What you need to do -
Repeat the entries exactly as they stand.

Excerpts from an interface dataset
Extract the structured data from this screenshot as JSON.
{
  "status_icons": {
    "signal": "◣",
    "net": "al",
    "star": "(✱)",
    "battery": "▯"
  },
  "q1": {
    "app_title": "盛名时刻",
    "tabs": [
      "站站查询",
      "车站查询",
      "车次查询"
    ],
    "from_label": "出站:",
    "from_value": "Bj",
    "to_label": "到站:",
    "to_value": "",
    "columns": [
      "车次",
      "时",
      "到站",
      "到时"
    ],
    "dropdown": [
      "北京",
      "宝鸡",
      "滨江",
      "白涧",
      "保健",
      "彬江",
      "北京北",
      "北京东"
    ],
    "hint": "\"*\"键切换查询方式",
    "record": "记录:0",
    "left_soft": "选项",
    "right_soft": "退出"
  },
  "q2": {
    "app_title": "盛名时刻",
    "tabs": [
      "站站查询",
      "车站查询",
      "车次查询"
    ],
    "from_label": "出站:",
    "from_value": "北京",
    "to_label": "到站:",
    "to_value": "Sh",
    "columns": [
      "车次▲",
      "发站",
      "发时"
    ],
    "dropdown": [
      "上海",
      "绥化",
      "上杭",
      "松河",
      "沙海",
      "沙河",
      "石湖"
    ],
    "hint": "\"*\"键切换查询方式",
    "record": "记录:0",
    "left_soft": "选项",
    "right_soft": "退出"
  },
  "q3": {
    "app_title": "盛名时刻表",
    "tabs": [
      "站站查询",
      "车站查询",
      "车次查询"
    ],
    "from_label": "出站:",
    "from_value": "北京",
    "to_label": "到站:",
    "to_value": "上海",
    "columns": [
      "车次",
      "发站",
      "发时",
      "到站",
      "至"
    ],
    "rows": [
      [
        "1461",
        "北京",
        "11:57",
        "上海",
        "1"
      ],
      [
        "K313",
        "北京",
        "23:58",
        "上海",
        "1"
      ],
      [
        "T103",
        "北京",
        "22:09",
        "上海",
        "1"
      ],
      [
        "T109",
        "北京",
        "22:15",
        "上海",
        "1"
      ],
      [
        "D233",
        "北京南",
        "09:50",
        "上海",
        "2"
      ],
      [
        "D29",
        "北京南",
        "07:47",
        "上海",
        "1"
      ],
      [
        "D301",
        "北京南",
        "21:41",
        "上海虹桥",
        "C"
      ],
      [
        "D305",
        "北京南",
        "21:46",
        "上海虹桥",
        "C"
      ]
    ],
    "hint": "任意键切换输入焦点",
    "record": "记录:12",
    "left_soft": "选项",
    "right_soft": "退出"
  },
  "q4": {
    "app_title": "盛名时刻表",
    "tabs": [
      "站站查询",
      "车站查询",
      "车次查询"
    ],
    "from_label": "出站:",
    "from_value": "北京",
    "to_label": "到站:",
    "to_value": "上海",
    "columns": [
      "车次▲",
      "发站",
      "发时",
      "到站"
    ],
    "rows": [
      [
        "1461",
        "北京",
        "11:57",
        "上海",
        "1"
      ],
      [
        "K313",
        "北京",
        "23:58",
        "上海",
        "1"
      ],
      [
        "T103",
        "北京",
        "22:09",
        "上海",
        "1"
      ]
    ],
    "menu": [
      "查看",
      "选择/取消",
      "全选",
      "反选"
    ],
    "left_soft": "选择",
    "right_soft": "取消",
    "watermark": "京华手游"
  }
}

Response area -
Extract the structured data from this screenshot as JSON.
{
  "status_icons": {
    "signal": "◣",
    "net": "al",
    "star": "(✱)",
    "battery": "▯"
  },
  "q1": {
    "app_title": "盛名时刻",
    "tabs": [
      "站站查询",
      "车站查询",
      "车次查询"
    ],
    "from_label": "出站:",
    "from_value": "Bj",
    "to_label": "到站:",
    "to_value": "",
    "columns": [
      "车次",
      "时",
      "到站",
      "到时"
    ],
    "dropdown": [
      "北京",
      "宝鸡",
      "滨江",
      "白涧",
      "保健",
      "彬江",
      "北京北",
      "北京东"
    ],
    "hint": "\"*\"键切换查询方式",
    "record": "记录:0",
    "left_soft": "选项",
    "right_soft": "退出"
  },
  "q2": {
    "app_title": "盛名时刻",
    "tabs": [
      "站站查询",
      "车站查询",
      "车次查询"
    ],
    "from_label": "出站:",
    "from_value": "北京",
    "to_label": "到站:",
    "to_value": "Sh",
    "columns": [
      "车次▲",
      "发站",
      "发时"
    ],
    "dropdown": [
      "上海",
      "绥化",
      "上杭",
      "松河",
      "沙海",
      "沙河",
      "石湖"
    ],
    "hint": "\"*\"键切换查询方式",
    "record": "记录:0",
    "left_soft": "选项",
    "right_soft": "退出"
  },
  "q3": {
    "app_title": "盛名时刻表",
    "tabs": [
      "站站查询",
      "车站查询",
      "车次查询"
    ],
    "from_label": "出站:",
    "from_value": "北京",
    "to_label": "到站:",
    "to_value": "上海",
    "columns": [
      "车次",
      "发站",
      "发时",
      "到站",
      "至"
    ],
    "rows": [
      [
        "1461",
        "北京",
        "11:57",
        "上海",
        "1"
      ],
      [
        "K313",
        "北京",
        "23:58",
        "上海",
        "1"
      ],
      [
        "T103",
        "北京",
        "22:09",
        "上海",
        "1"
      ],
      [
        "T109",
        "北京",
        "22:15",
        "上海",
        "1"
      ],
      [
        "D233",
        "北京南",
        "09:50",
        "上海",
        "2"
      ],
      [
        "D29",
        "北京南",
        "07:47",
        "上海",
        "1"
      ],
      [
        "D301",
        "北京南",
        "21:41",
        "上海虹桥",
        "C"
      ],
      [
        "D305",
        "北京南",
        "21:46",
        "上海虹桥",
        "C"
      ]
    ],
    "hint": "任意键切换输入焦点",
    "record": "记录:12",
    "left_soft": "选项",
    "right_soft": "退出"
  },
  "q4": {
    "app_title": "盛名时刻表",
    "tabs": [
      "站站查询",
      "车站查询",
      "车次查询"
    ],
    "from_label": "出站:",
    "from_value": "北京",
    "to_label": "到站:",
    "to_value": "上海",
    "columns": [
      "车次▲",
      "发站",
      "发时",
      "到站"
    ],
    "rows": [
      [
        "1461",
        "北京",
        "11:57",
        "上海",
        "1"
      ],
      [
        "K313",
        "北京",
        "23:58",
        "上海",
        "1"
      ],
      [
        "T103",
        "北京",
        "22:09",
        "上海",
        "1"
      ]
    ],
    "menu": [
      "查看",
      "选择/取消",
      "全选",
      "反选"
    ],
    "left_soft": "选择",
    "right_soft": "取消",
    "watermark": "京华手游"
  }
}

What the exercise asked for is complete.